TRY IT => Repeat each record exactly as written, and drop any images.

========================================

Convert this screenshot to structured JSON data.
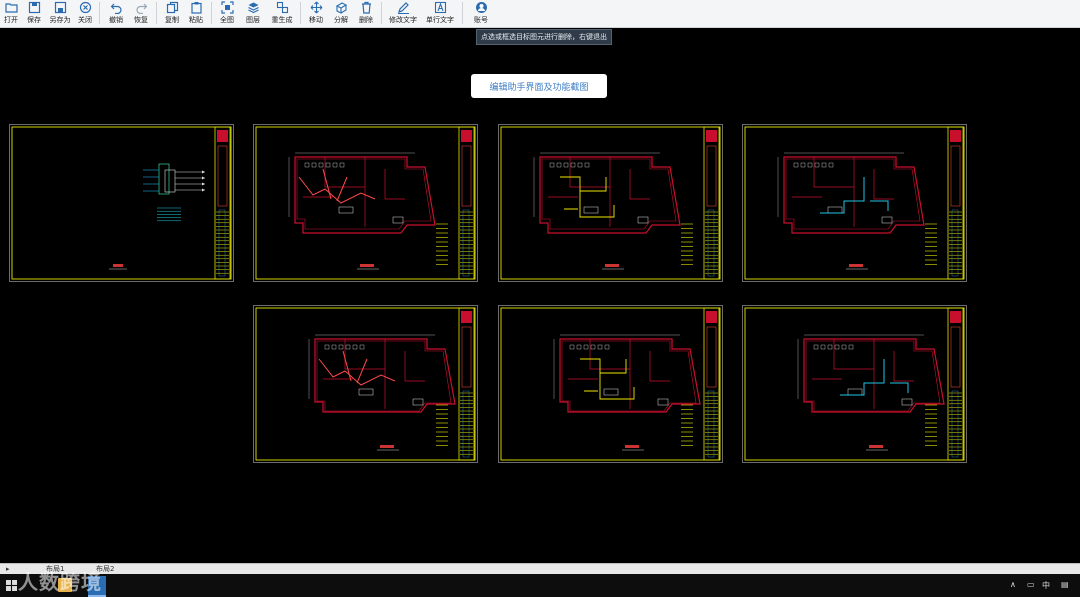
{
  "toolbar": {
    "buttons": [
      {
        "id": "open",
        "label": "打开",
        "icon": "folder-open-icon"
      },
      {
        "id": "save",
        "label": "保存",
        "icon": "save-icon"
      },
      {
        "id": "saveas",
        "label": "另存为",
        "icon": "save-as-icon"
      },
      {
        "id": "close",
        "label": "关闭",
        "icon": "close-circle-icon"
      },
      {
        "id": "undo",
        "label": "撤销",
        "icon": "undo-icon"
      },
      {
        "id": "redo",
        "label": "恢复",
        "icon": "redo-icon"
      },
      {
        "id": "copy",
        "label": "复制",
        "icon": "copy-icon"
      },
      {
        "id": "paste",
        "label": "粘贴",
        "icon": "paste-icon"
      },
      {
        "id": "fullview",
        "label": "全图",
        "icon": "fit-view-icon"
      },
      {
        "id": "layers",
        "label": "图层",
        "icon": "layers-icon"
      },
      {
        "id": "regen",
        "label": "重生成",
        "icon": "regenerate-icon"
      },
      {
        "id": "move",
        "label": "移动",
        "icon": "move-icon"
      },
      {
        "id": "explode",
        "label": "分解",
        "icon": "explode-icon"
      },
      {
        "id": "delete",
        "label": "删除",
        "icon": "trash-icon"
      },
      {
        "id": "edittext",
        "label": "修改文字",
        "icon": "pen-icon"
      },
      {
        "id": "singletext",
        "label": "单行文字",
        "icon": "text-box-icon"
      },
      {
        "id": "account",
        "label": "账号",
        "icon": "user-icon"
      }
    ]
  },
  "tooltip": "点选或框选目标图元进行删除，右键退出",
  "title_badge": "编辑助手界面及功能截图",
  "status": {
    "tab1": "布局1",
    "tab2": "布局2"
  },
  "taskbar": {
    "ime": "中"
  },
  "watermark": "人数跨境",
  "colors": {
    "sheet_border": "#e8e800",
    "wall": "#c8102e",
    "accent": "#3d7ec6"
  }
}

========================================

RESPONSE FOR THIS EXERCISE =>
Convert this screenshot to structured JSON data.
{
  "toolbar": {
    "buttons": [
      {
        "id": "open",
        "label": "打开",
        "icon": "folder-open-icon"
      },
      {
        "id": "save",
        "label": "保存",
        "icon": "save-icon"
      },
      {
        "id": "saveas",
        "label": "另存为",
        "icon": "save-as-icon"
      },
      {
        "id": "close",
        "label": "关闭",
        "icon": "close-circle-icon"
      },
      {
        "id": "undo",
        "label": "撤销",
        "icon": "undo-icon"
      },
      {
        "id": "redo",
        "label": "恢复",
        "icon": "redo-icon"
      },
      {
        "id": "copy",
        "label": "复制",
        "icon": "copy-icon"
      },
      {
        "id": "paste",
        "label": "粘贴",
        "icon": "paste-icon"
      },
      {
        "id": "fullview",
        "label": "全图",
        "icon": "fit-view-icon"
      },
      {
        "id": "layers",
        "label": "图层",
        "icon": "layers-icon"
      },
      {
        "id": "regen",
        "label": "重生成",
        "icon": "regenerate-icon"
      },
      {
        "id": "move",
        "label": "移动",
        "icon": "move-icon"
      },
      {
        "id": "explode",
        "label": "分解",
        "icon": "explode-icon"
      },
      {
        "id": "delete",
        "label": "删除",
        "icon": "trash-icon"
      },
      {
        "id": "edittext",
        "label": "修改文字",
        "icon": "pen-icon"
      },
      {
        "id": "singletext",
        "label": "单行文字",
        "icon": "text-box-icon"
      },
      {
        "id": "account",
        "label": "账号",
        "icon": "user-icon"
      }
    ]
  },
  "tooltip": "点选或框选目标图元进行删除，右键退出",
  "title_badge": "编辑助手界面及功能截图",
  "status": {
    "tab1": "布局1",
    "tab2": "布局2"
  },
  "taskbar": {
    "ime": "中"
  },
  "watermark": "人数跨境",
  "colors": {
    "sheet_border": "#e8e800",
    "wall": "#c8102e",
    "accent": "#3d7ec6"
  }
}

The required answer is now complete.